I was in a happy frame of mind that day. But there are some days when I long for a special place I can call my own, a place I can truly call my happy place. I don’t feel like I have that right now. And a few months ago I was feeling quite down. In fact, I was in a pretty bad state of mind. I was worried about medical test results that had taken weeks and weeks to come back. They turned out okay in the end, but the waiting drove me crazy. I was scared. I really needed a happy place then. I just had to go somewhere and be alone, but I didn’t really have anywhere. I ended up settling for the swimming pool again.
I got to thinking: what if our happy place wasn’t a real place? Ideally anywhere could be our happy place if we have the right frame of mind — if we can rely on ourselves to be happy, rather than any external influence like a place or a person, we could be happy anywhere. That would be the ideal. But I’m not that enlightened yet, so I thought maybe I could write down my ideal happy place, and pretend I’m there. I could think of anywhere in the world, or make up a place. Where would my ideal happy place be? What would be there, and who would be there, if anyone? What about the sights, the smells, the sounds? What location would this place be in? Next door to my house or further away? So I’ve written it down. Here is my happy place:
My happy place is a pub, quite like The Litten Tree pub I visited years ago. I go to this pub in the afternoon, and I can walk there from my house so I can have a drink or two, or three. It’s about ten minutes away. Inside, there are never many people around. There is the girl behind the bar, and a handful of other people, either sitting alone or in couples, talking in hushed voices.
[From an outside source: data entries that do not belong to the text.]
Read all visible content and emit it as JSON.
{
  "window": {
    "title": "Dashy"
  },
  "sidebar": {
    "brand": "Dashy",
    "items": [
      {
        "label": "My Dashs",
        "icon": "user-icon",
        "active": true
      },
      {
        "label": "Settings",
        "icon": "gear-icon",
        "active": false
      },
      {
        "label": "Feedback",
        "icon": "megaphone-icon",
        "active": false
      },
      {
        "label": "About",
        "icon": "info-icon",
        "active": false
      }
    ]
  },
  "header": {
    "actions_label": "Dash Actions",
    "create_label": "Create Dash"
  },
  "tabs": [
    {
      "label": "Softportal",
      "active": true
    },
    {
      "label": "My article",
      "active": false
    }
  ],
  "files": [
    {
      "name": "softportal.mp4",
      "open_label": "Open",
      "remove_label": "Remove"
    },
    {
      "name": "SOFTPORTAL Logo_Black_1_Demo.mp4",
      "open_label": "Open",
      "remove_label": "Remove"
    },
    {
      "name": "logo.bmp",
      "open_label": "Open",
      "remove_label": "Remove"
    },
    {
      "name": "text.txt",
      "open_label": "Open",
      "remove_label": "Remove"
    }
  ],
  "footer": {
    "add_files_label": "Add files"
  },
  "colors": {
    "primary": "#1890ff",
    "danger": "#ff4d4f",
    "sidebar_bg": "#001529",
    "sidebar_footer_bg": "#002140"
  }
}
There are partitions so some tables have complete privacy and people can’t see each other or be seen while sitting there. Other tables are still a little private and well-spaced, but good for people watching. Sometimes if I want to people-watch I sit by the window looking out on the street. The sun is shining. It is quiet but bustling outside. I always have my notebook with me.
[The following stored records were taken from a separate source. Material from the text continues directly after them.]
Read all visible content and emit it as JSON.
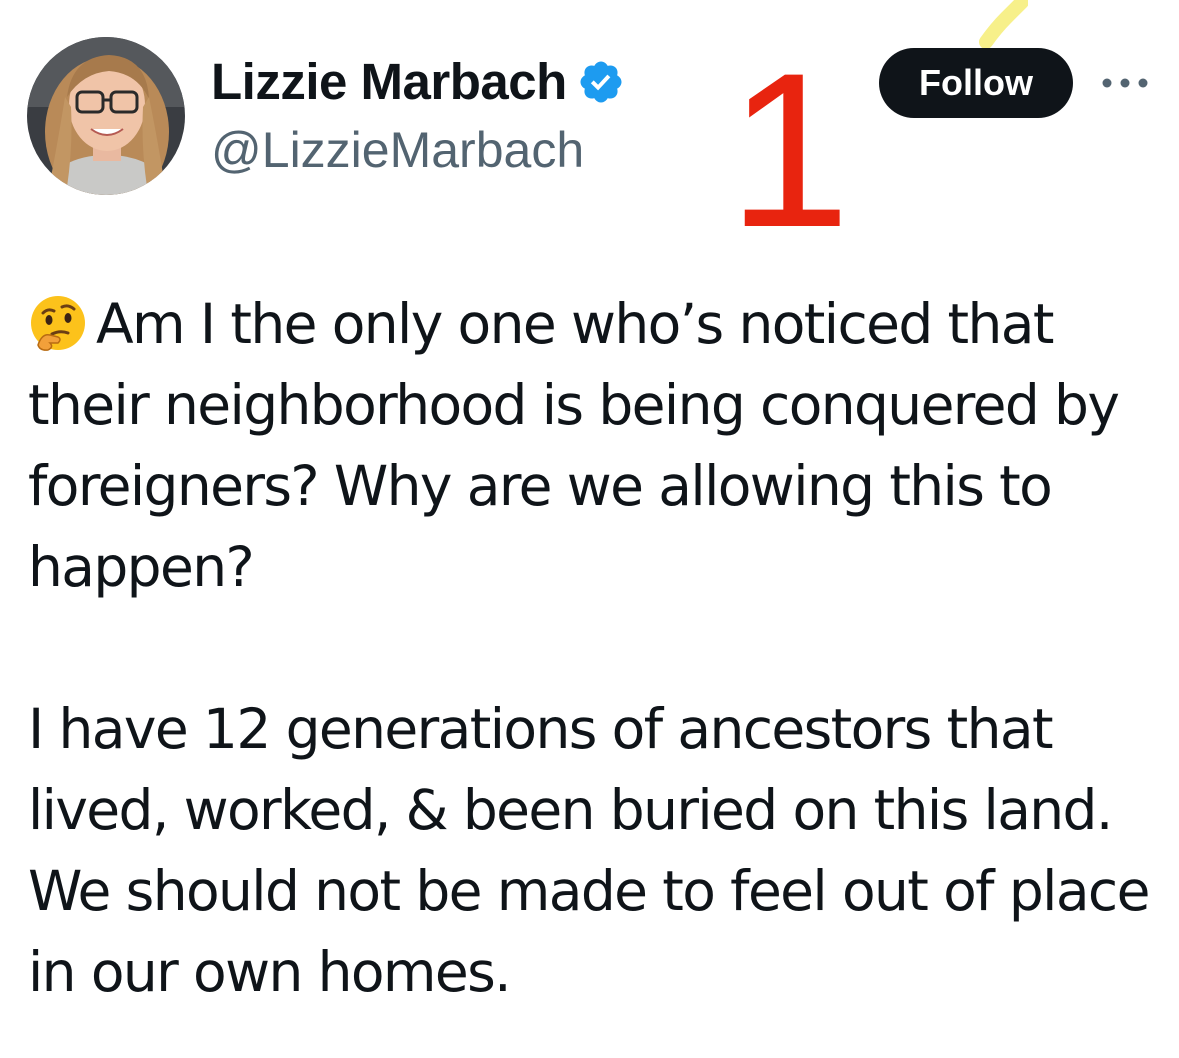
{
  "author": {
    "display_name": "Lizzie Marbach",
    "handle": "@LizzieMarbach",
    "verified": true,
    "avatar_icon": "profile-photo-woman-glasses"
  },
  "annotation": {
    "number": "1",
    "color": "#e8240f"
  },
  "actions": {
    "follow_label": "Follow",
    "more_icon": "ellipsis-icon"
  },
  "tweet": {
    "emoji_icon": "thinking-face-emoji",
    "paragraph_1": "Am I the only one who’s noticed that their neighborhood is being conquered by foreigners? Why are we allowing this to happen?",
    "paragraph_2": "I have 12 generations of ancestors that lived, worked, & been buried on this land. We should not be made to feel out of place in our own homes."
  },
  "colors": {
    "text_primary": "#0f1419",
    "text_secondary": "#536471",
    "verified_blue": "#1d9bf0",
    "follow_bg": "#0f1419"
  }
}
I order a glass of Jack Daniels and Coke. The girl behind the bar asked for my ID the first time but she knows me now. The bar plays music - noughties rock like The Killers, Franz Ferdinand, Kaiser Chiefs, Keane. Indie sort of stuff. I know all of the songs. The music isn’t played too loudly - just loud enough. The lighting is a little dim but I can still see okay to write. I sit and watch other people in the bar and they look at me too, but nobody makes conversation with strangers. Everyone here has either come specifically to be alone or to have a quiet chat with a friend. The atmosphere is friendly. The place doesn’t smell of much, but I’m wearing my leather jacket I’ve had since I bought it during a trip to Florida when I was sixteen or seventeen. Wearing it reminds me of sixth form - like when objects smell like times, like memories - it actually smells like sixth form and it is wonderful.
I never see anybody I know at the bar. I just sit and think, and write if I want to. I sit in a comfortable armchair with a high back. It’s green leather and a little worn and faded. The tables are low but high enough to write on, and have faint rings from drinks placed by previous patrons. They aren’t sticky, so I can put my notebook down just fine. They are thick, solid wood.
The pub is quite small but there is an upstairs which can provide complete solitude. There is a deserted dancefloor downstairs. Sometimes I shimmy across it a little when I’m going to buy another drink, if there is a particularly good song on. The drinks are reasonably priced. I stay for a couple of hours and feel quietly refreshed and at peace when I leave.
What would your happy place look and feel like? I wrote mine while listening to music I would like to be playing there, and I felt like I was in that very place. Close your eyes. Imagine your perfect spot, whether it exists or not. (Maybe it does exist and you just haven’t found it yet.) And now, write. Let me know how it goes.